Somewhere in my research, I came across not only the U-Mass Lowell tests but a press release from the Center for Quantitative Imaging via PR Newswire with the same cast of characters, dated 8/24/2000 (emphasis added):
Universal, with assistance from Dr. Avrami S. Grader and Dr. P.M. Halleck from The Center for Quantitative Imaging at Penn State University, studied hundreds of baseballs of various eras dating to the 1930s through the imaging process before concluding that the ball has been changed in order to increase the ball’s flight.
“It’s astonishing to see the changes to the core over the decades,” said Dr. Grader. “It is a completely different ball today.”
After using a CT Scanner specifically designed for core analysis to image baseballs, the team of researchers showed that the cores have changed from cork to a composite material that resembles rubber, causing it to be more lively.
“Surrounding the core is a band made of synthetic rubber that over the years has been altered in thickness while the size of the core has increased which gives the ball additional ‘pop’ or liveliness,” said David Zavagno, president of Universal. “More importantly, this band is not part of Major League manufacturing specifications.”
How about that? Within the U-Mass study is a note about that red ring, which encircles a cork center that has already been wrapped with two layers (one red, one black) of rubber:
The compressed-cork center, black hemispheres and a hard red-rubber washer are hand assembled to make the interior of the pill.

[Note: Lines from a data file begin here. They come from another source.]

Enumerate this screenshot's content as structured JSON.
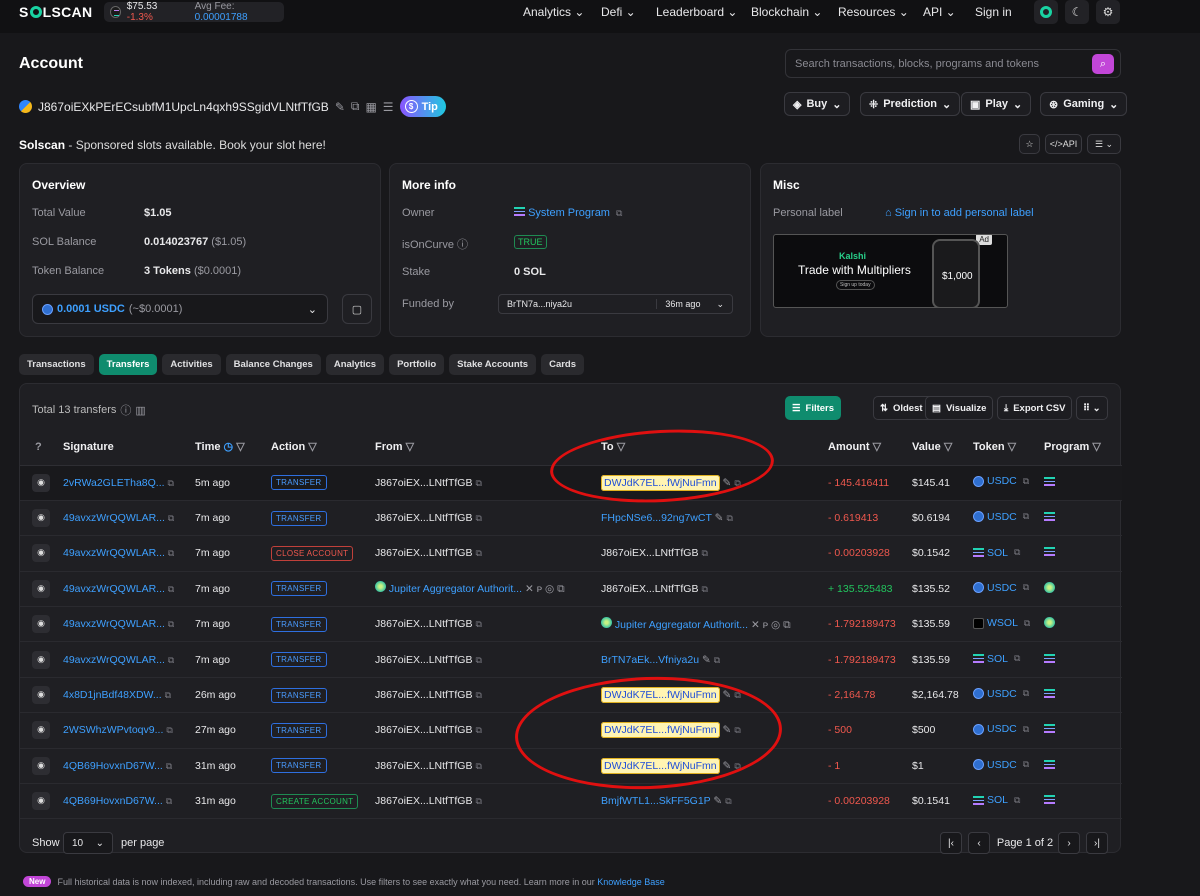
{
  "brand": {
    "logo": "SOLSCAN",
    "sol_price": "$75.53",
    "sol_change": "-1.3%",
    "avg_fee_label": "Avg Fee:",
    "avg_fee": "0.00001788"
  },
  "nav": [
    "Analytics",
    "Defi",
    "Leaderboard",
    "Blockchain",
    "Resources",
    "API",
    "Sign in"
  ],
  "page_title": "Account",
  "search_placeholder": "Search transactions, blocks, programs and tokens",
  "address": "J867oiEXkPErECsubfM1UpcLn4qxh9SSgidVLNtfTfGB",
  "tip": "Tip",
  "top_buttons": [
    "Buy",
    "Prediction",
    "Play",
    "Gaming"
  ],
  "sponsor": {
    "name": "Solscan",
    "text": " - Sponsored slots available. Book your slot here!"
  },
  "api_label": "API",
  "overview": {
    "title": "Overview",
    "rows": [
      {
        "label": "Total Value",
        "value": "$1.05",
        "sub": ""
      },
      {
        "label": "SOL Balance",
        "value": "0.014023767",
        "sub": "($1.05)"
      },
      {
        "label": "Token Balance",
        "value": "3 Tokens",
        "sub": "($0.0001)"
      }
    ],
    "select_amount": "0.0001 USDC",
    "select_sub": "(~$0.0001)"
  },
  "moreinfo": {
    "title": "More info",
    "owner_label": "Owner",
    "owner": "System Program",
    "curve_label": "isOnCurve",
    "curve": "TRUE",
    "stake_label": "Stake",
    "stake": "0 SOL",
    "funded_label": "Funded by",
    "funded": "BrTN7a...niya2u",
    "funded_time": "36m ago"
  },
  "misc": {
    "title": "Misc",
    "label": "Personal label",
    "link": "Sign in to add personal label",
    "ad_badge": "Ad",
    "ad_brand": "Kalshi",
    "ad_headline": "Trade with Multipliers",
    "ad_cta": "Sign up today",
    "ad_price": "$1,000"
  },
  "tabs": [
    "Transactions",
    "Transfers",
    "Activities",
    "Balance Changes",
    "Analytics",
    "Portfolio",
    "Stake Accounts",
    "Cards"
  ],
  "transfers": {
    "total": "Total 13 transfers",
    "buttons": [
      "Filters",
      "Oldest First",
      "Visualize",
      "Export CSV"
    ],
    "headers": [
      "Signature",
      "Time",
      "Action",
      "From",
      "To",
      "Amount",
      "Value",
      "Token",
      "Program"
    ],
    "rows": [
      {
        "sig": "2vRWa2GLETha8Q...",
        "time": "5m ago",
        "action": "TRANSFER",
        "from": "J867oiEX...LNtfTfGB",
        "to": "DWJdK7EL...fWjNuFmn",
        "amount": "- 145.416411",
        "value": "$145.41",
        "token": "USDC"
      },
      {
        "sig": "49avxzWrQQWLAR...",
        "time": "7m ago",
        "action": "TRANSFER",
        "from": "J867oiEX...LNtfTfGB",
        "to": "FHpcNSe6...92ng7wCT",
        "amount": "- 0.619413",
        "value": "$0.6194",
        "token": "USDC"
      },
      {
        "sig": "49avxzWrQQWLAR...",
        "time": "7m ago",
        "action": "CLOSE ACCOUNT",
        "from": "J867oiEX...LNtfTfGB",
        "to": "J867oiEX...LNtfTfGB",
        "amount": "- 0.00203928",
        "value": "$0.1542",
        "token": "SOL"
      },
      {
        "sig": "49avxzWrQQWLAR...",
        "time": "7m ago",
        "action": "TRANSFER",
        "from": "Jupiter Aggregator Authorit...",
        "to": "J867oiEX...LNtfTfGB",
        "amount": "+ 135.525483",
        "value": "$135.52",
        "token": "USDC"
      },
      {
        "sig": "49avxzWrQQWLAR...",
        "time": "7m ago",
        "action": "TRANSFER",
        "from": "J867oiEX...LNtfTfGB",
        "to": "Jupiter Aggregator Authorit...",
        "amount": "- 1.792189473",
        "value": "$135.59",
        "token": "WSOL"
      },
      {
        "sig": "49avxzWrQQWLAR...",
        "time": "7m ago",
        "action": "TRANSFER",
        "from": "J867oiEX...LNtfTfGB",
        "to": "BrTN7aEk...Vfniya2u",
        "amount": "- 1.792189473",
        "value": "$135.59",
        "token": "SOL"
      },
      {
        "sig": "4x8D1jnBdf48XDW...",
        "time": "26m ago",
        "action": "TRANSFER",
        "from": "J867oiEX...LNtfTfGB",
        "to": "DWJdK7EL...fWjNuFmn",
        "amount": "- 2,164.78",
        "value": "$2,164.78",
        "token": "USDC"
      },
      {
        "sig": "2WSWhzWPvtoqv9...",
        "time": "27m ago",
        "action": "TRANSFER",
        "from": "J867oiEX...LNtfTfGB",
        "to": "DWJdK7EL...fWjNuFmn",
        "amount": "- 500",
        "value": "$500",
        "token": "USDC"
      },
      {
        "sig": "4QB69HovxnD67W...",
        "time": "31m ago",
        "action": "TRANSFER",
        "from": "J867oiEX...LNtfTfGB",
        "to": "DWJdK7EL...fWjNuFmn",
        "amount": "- 1",
        "value": "$1",
        "token": "USDC"
      },
      {
        "sig": "4QB69HovxnD67W...",
        "time": "31m ago",
        "action": "CREATE ACCOUNT",
        "from": "J867oiEX...LNtfTfGB",
        "to": "BmjfWTL1...SkFF5G1P",
        "amount": "- 0.00203928",
        "value": "$0.1541",
        "token": "SOL"
      }
    ]
  },
  "pagination": {
    "show": "Show",
    "per_page_value": "10",
    "per_page": "per page",
    "page": "Page 1 of 2"
  },
  "footer": {
    "badge": "New",
    "text": "Full historical data is now indexed, including raw and decoded transactions. Use filters to see exactly what you need. Learn more in our ",
    "link": "Knowledge Base"
  }
}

The washers are sliced from a hard red-rubber tube, which is also made at this facility… These assemblies are placed like “eggs in an egg carton” on a tray in preparation for the final molding process that will make the complete pill. The red layer of the ball is made in the press and the interior assemblies are dropped into the mold. The entire pill assembly is then molded at high pressure and elevated temperature, resulting in the pill. These pills are then polished to remove the seams.
Pictures accompany the description, but nowhere is it noted that the ring isn’t included in the ball’s official specifications, which themselves are included as an addendum in the report: “The pill of the baseball shall consist of a compressed cork sphere surrounded by one layer of black rubber and one layer of red rubber. The pill shall weigh .85 +/- .05 ounces and shall measure 1.375 +/- .010 inches in diameter.”
Looking back, I have to admit that I may have undersold the the discrepancy between the composition (which I studied rather closely for the purposes of that chapter) and MLB’s specs, as well as the original PR Newswire release. Much of the latter (which I had retrieved here via a subscription to Highbeam) was focused on comparing Maris and Ruth-era balls whose validity was questionable because they weren’t stored in climate controlled conditions, and so none of the information from the release made it into my chapter.
Nonetheless, it’s notable that six years ago at a time when baseball fans, writers and players were clamoring that the ball had been altered, the loudest claim that the ball in play didn’t conform to MLB’s specifications–accompanied by imaging evidence–was scarcely aired. We’ll see if that claim has more impact a second time around, with a marquee name attached.